# Dataset records
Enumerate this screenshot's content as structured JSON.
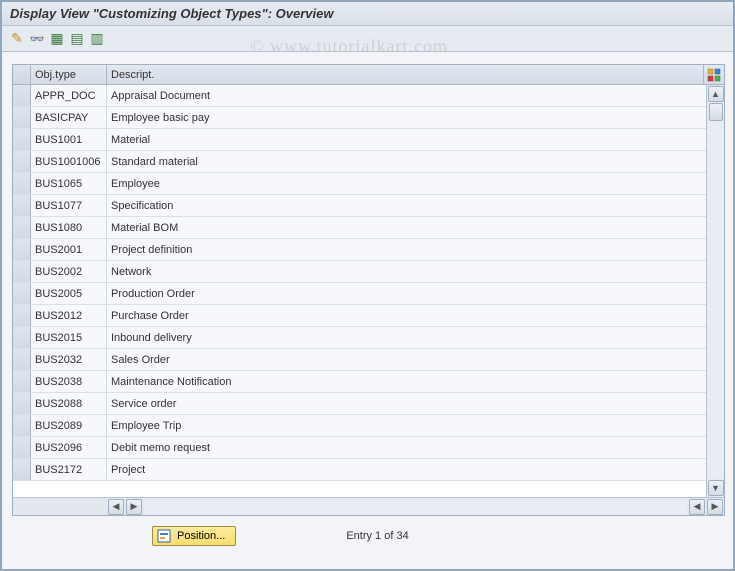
{
  "title": "Display View \"Customizing Object Types\": Overview",
  "toolbar": {
    "icons": [
      {
        "name": "toggle-change-icon",
        "glyph": "✎"
      },
      {
        "name": "glasses-icon",
        "glyph": "👓"
      },
      {
        "name": "select-all-icon",
        "glyph": "▦"
      },
      {
        "name": "select-block-icon",
        "glyph": "▤"
      },
      {
        "name": "deselect-all-icon",
        "glyph": "▥"
      }
    ]
  },
  "table": {
    "headers": {
      "obj_type": "Obj.type",
      "descript": "Descript."
    },
    "rows": [
      {
        "type": "APPR_DOC",
        "desc": "Appraisal Document"
      },
      {
        "type": "BASICPAY",
        "desc": "Employee basic pay"
      },
      {
        "type": "BUS1001",
        "desc": "Material"
      },
      {
        "type": "BUS1001006",
        "desc": "Standard material"
      },
      {
        "type": "BUS1065",
        "desc": "Employee"
      },
      {
        "type": "BUS1077",
        "desc": "Specification"
      },
      {
        "type": "BUS1080",
        "desc": "Material BOM"
      },
      {
        "type": "BUS2001",
        "desc": "Project definition"
      },
      {
        "type": "BUS2002",
        "desc": "Network"
      },
      {
        "type": "BUS2005",
        "desc": "Production Order"
      },
      {
        "type": "BUS2012",
        "desc": "Purchase Order"
      },
      {
        "type": "BUS2015",
        "desc": "Inbound delivery"
      },
      {
        "type": "BUS2032",
        "desc": "Sales Order"
      },
      {
        "type": "BUS2038",
        "desc": "Maintenance Notification"
      },
      {
        "type": "BUS2088",
        "desc": "Service order"
      },
      {
        "type": "BUS2089",
        "desc": "Employee Trip"
      },
      {
        "type": "BUS2096",
        "desc": "Debit memo request"
      },
      {
        "type": "BUS2172",
        "desc": "Project"
      }
    ]
  },
  "footer": {
    "position_label": "Position...",
    "entry_text": "Entry 1 of 34"
  },
  "watermark": "© www.tutorialkart.com"
}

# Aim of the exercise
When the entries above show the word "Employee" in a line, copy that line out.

# Output of the task
        "desc": "Employee basic pay"
        "desc": "Employee"
        "desc": "Employee Trip"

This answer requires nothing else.